Data about app and page elements:
□ □ □ □ □

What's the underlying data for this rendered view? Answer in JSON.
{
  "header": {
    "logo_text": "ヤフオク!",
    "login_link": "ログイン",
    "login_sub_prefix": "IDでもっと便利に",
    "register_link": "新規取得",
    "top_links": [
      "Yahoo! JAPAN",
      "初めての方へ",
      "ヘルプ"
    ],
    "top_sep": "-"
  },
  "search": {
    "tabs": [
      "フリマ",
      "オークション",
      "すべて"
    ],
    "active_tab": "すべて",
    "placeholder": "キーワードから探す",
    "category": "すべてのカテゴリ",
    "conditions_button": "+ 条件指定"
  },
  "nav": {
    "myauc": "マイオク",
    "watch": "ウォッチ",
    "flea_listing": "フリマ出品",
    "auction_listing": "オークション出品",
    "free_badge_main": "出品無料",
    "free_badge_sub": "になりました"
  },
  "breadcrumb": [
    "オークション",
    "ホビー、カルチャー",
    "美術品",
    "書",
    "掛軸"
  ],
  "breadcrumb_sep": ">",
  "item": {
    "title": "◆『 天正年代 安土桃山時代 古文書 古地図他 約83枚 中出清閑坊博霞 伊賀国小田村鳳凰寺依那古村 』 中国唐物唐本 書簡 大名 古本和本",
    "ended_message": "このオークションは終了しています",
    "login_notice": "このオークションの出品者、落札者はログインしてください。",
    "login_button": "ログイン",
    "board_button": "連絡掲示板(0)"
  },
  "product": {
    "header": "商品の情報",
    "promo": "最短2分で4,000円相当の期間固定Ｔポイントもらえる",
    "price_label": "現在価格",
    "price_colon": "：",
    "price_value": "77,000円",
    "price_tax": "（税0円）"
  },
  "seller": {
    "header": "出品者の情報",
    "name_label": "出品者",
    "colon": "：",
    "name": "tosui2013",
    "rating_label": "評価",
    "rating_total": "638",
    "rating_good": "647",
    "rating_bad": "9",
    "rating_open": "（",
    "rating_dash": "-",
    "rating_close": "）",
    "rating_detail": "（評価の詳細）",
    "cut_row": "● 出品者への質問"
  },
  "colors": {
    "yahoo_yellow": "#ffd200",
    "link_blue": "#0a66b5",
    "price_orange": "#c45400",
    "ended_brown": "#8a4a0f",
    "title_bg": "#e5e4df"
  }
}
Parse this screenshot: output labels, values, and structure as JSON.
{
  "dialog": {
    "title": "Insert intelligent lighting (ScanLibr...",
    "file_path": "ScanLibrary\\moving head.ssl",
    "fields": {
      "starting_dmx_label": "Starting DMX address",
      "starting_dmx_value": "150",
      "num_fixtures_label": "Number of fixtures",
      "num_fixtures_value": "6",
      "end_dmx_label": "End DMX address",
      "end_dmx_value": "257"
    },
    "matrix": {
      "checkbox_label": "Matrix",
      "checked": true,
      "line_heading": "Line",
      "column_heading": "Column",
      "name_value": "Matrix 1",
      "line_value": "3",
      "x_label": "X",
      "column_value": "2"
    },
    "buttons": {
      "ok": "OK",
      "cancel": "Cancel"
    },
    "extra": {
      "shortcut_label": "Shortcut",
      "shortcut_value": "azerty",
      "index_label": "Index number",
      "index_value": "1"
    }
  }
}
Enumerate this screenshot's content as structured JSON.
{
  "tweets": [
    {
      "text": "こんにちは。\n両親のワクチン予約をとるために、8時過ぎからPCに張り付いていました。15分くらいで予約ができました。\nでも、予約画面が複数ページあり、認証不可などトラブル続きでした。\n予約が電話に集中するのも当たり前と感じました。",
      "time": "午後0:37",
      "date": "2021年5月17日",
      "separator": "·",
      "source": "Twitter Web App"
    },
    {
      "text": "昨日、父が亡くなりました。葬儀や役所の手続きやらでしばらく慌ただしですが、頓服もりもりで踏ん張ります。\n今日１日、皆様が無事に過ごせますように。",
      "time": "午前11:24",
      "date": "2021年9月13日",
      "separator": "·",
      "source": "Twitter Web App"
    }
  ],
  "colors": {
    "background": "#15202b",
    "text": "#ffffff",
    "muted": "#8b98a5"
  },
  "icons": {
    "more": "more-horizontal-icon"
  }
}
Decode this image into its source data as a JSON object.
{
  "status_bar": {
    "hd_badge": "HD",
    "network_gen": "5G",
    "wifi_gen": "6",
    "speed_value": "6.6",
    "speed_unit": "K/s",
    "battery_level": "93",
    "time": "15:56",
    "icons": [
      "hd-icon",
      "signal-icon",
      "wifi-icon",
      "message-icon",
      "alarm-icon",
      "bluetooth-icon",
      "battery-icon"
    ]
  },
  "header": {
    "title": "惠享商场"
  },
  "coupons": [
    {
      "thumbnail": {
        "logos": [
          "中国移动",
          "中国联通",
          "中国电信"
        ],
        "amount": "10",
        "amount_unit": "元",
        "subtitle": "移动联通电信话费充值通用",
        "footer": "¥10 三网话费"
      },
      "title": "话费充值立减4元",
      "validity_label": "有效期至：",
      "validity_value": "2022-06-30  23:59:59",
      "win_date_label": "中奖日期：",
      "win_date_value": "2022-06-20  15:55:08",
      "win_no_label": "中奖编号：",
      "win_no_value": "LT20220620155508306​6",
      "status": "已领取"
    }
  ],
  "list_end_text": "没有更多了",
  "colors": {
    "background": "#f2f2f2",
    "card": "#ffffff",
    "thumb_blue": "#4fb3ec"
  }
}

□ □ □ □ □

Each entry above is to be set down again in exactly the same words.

What's the underlying data for this rendered view? Answer in JSON.
{
  "header": {
    "logo_text": "ヤフオク!",
    "login_link": "ログイン",
    "login_sub_prefix": "IDでもっと便利に",
    "register_link": "新規取得",
    "top_links": [
      "Yahoo! JAPAN",
      "初めての方へ",
      "ヘルプ"
    ],
    "top_sep": "-"
  },
  "search": {
    "tabs": [
      "フリマ",
      "オークション",
      "すべて"
    ],
    "active_tab": "すべて",
    "placeholder": "キーワードから探す",
    "category": "すべてのカテゴリ",
    "conditions_button": "+ 条件指定"
  },
  "nav": {
    "myauc": "マイオク",
    "watch": "ウォッチ",
    "flea_listing": "フリマ出品",
    "auction_listing": "オークション出品",
    "free_badge_main": "出品無料",
    "free_badge_sub": "になりました"
  },
  "breadcrumb": [
    "オークション",
    "ホビー、カルチャー",
    "美術品",
    "書",
    "掛軸"
  ],
  "breadcrumb_sep": ">",
  "item": {
    "title": "◆『 天正年代 安土桃山時代 古文書 古地図他 約83枚 中出清閑坊博霞 伊賀国小田村鳳凰寺依那古村 』 中国唐物唐本 書簡 大名 古本和本",
    "ended_message": "このオークションは終了しています",
    "login_notice": "このオークションの出品者、落札者はログインしてください。",
    "login_button": "ログイン",
    "board_button": "連絡掲示板(0)"
  },
  "product": {
    "header": "商品の情報",
    "promo": "最短2分で4,000円相当の期間固定Ｔポイントもらえる",
    "price_label": "現在価格",
    "price_colon": "：",
    "price_value": "77,000円",
    "price_tax": "（税0円）"
  },
  "seller": {
    "header": "出品者の情報",
    "name_label": "出品者",
    "colon": "：",
    "name": "tosui2013",
    "rating_label": "評価",
    "rating_total": "638",
    "rating_good": "647",
    "rating_bad": "9",
    "rating_open": "（",
    "rating_dash": "-",
    "rating_close": "）",
    "rating_detail": "（評価の詳細）",
    "cut_row": "● 出品者への質問"
  },
  "colors": {
    "yahoo_yellow": "#ffd200",
    "link_blue": "#0a66b5",
    "price_orange": "#c45400",
    "ended_brown": "#8a4a0f",
    "title_bg": "#e5e4df"
  }
}
Parse this screenshot: output labels, values, and structure as JSON.
{
  "dialog": {
    "title": "Insert intelligent lighting (ScanLibr...",
    "file_path": "ScanLibrary\\moving head.ssl",
    "fields": {
      "starting_dmx_label": "Starting DMX address",
      "starting_dmx_value": "150",
      "num_fixtures_label": "Number of fixtures",
      "num_fixtures_value": "6",
      "end_dmx_label": "End DMX address",
      "end_dmx_value": "257"
    },
    "matrix": {
      "checkbox_label": "Matrix",
      "checked": true,
      "line_heading": "Line",
      "column_heading": "Column",
      "name_value": "Matrix 1",
      "line_value": "3",
      "x_label": "X",
      "column_value": "2"
    },
    "buttons": {
      "ok": "OK",
      "cancel": "Cancel"
    },
    "extra": {
      "shortcut_label": "Shortcut",
      "shortcut_value": "azerty",
      "index_label": "Index number",
      "index_value": "1"
    }
  }
}
Enumerate this screenshot's content as structured JSON.
{
  "tweets": [
    {
      "text": "こんにちは。\n両親のワクチン予約をとるために、8時過ぎからPCに張り付いていました。15分くらいで予約ができました。\nでも、予約画面が複数ページあり、認証不可などトラブル続きでした。\n予約が電話に集中するのも当たり前と感じました。",
      "time": "午後0:37",
      "date": "2021年5月17日",
      "separator": "·",
      "source": "Twitter Web App"
    },
    {
      "text": "昨日、父が亡くなりました。葬儀や役所の手続きやらでしばらく慌ただしですが、頓服もりもりで踏ん張ります。\n今日１日、皆様が無事に過ごせますように。",
      "time": "午前11:24",
      "date": "2021年9月13日",
      "separator": "·",
      "source": "Twitter Web App"
    }
  ],
  "colors": {
    "background": "#15202b",
    "text": "#ffffff",
    "muted": "#8b98a5"
  },
  "icons": {
    "more": "more-horizontal-icon"
  }
}
Decode this image into its source data as a JSON object.
{
  "status_bar": {
    "hd_badge": "HD",
    "network_gen": "5G",
    "wifi_gen": "6",
    "speed_value": "6.6",
    "speed_unit": "K/s",
    "battery_level": "93",
    "time": "15:56",
    "icons": [
      "hd-icon",
      "signal-icon",
      "wifi-icon",
      "message-icon",
      "alarm-icon",
      "bluetooth-icon",
      "battery-icon"
    ]
  },
  "header": {
    "title": "惠享商场"
  },
  "coupons": [
    {
      "thumbnail": {
        "logos": [
          "中国移动",
          "中国联通",
          "中国电信"
        ],
        "amount": "10",
        "amount_unit": "元",
        "subtitle": "移动联通电信话费充值通用",
        "footer": "¥10 三网话费"
      },
      "title": "话费充值立减4元",
      "validity_label": "有效期至：",
      "validity_value": "2022-06-30  23:59:59",
      "win_date_label": "中奖日期：",
      "win_date_value": "2022-06-20  15:55:08",
      "win_no_label": "中奖编号：",
      "win_no_value": "LT20220620155508306​6",
      "status": "已领取"
    }
  ],
  "list_end_text": "没有更多了",
  "colors": {
    "background": "#f2f2f2",
    "card": "#ffffff",
    "thumb_blue": "#4fb3ec"
  }
}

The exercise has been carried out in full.